§ **ACTIVITY**
Whenever the word "Krim" turns up in a line of the data below, copy that line.

==================================================

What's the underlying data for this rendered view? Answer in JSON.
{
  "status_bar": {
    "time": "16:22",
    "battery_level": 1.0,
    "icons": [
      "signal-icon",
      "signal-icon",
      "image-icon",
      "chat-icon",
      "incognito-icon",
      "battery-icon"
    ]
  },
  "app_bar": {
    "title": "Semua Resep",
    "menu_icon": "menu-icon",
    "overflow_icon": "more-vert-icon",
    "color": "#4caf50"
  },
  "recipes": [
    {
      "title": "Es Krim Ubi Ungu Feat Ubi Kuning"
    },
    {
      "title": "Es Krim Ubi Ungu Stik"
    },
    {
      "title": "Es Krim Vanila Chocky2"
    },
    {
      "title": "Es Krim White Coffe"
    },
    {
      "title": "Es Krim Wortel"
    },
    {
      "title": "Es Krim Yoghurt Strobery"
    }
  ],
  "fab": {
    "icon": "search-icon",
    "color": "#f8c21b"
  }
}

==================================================

§ **TASK RESPONSE**
      "title": "Es Krim Ubi Ungu Feat Ubi Kuning"
      "title": "Es Krim Ubi Ungu Stik"
      "title": "Es Krim Vanila Chocky2"
      "title": "Es Krim White Coffe"
      "title": "Es Krim Wortel"
      "title": "Es Krim Yoghurt Strobery"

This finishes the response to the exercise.